### The problem
Each entry is to be restated word for word, with nothing omitted.

====

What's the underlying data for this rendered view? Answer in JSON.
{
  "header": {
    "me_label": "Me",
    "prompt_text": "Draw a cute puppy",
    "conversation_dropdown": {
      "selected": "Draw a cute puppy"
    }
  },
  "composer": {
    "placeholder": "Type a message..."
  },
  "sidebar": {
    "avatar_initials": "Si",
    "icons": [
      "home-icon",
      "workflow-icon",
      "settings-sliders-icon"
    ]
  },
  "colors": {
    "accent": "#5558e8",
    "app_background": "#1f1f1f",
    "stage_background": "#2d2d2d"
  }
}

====

### Exercise response
What's the underlying data for this rendered view? Answer in JSON.
{
  "header": {
    "me_label": "Me",
    "prompt_text": "Draw a cute puppy",
    "conversation_dropdown": {
      "selected": "Draw a cute puppy"
    }
  },
  "composer": {
    "placeholder": "Type a message..."
  },
  "sidebar": {
    "avatar_initials": "Si",
    "icons": [
      "home-icon",
      "workflow-icon",
      "settings-sliders-icon"
    ]
  },
  "colors": {
    "accent": "#5558e8",
    "app_background": "#1f1f1f",
    "stage_background": "#2d2d2d"
  }
}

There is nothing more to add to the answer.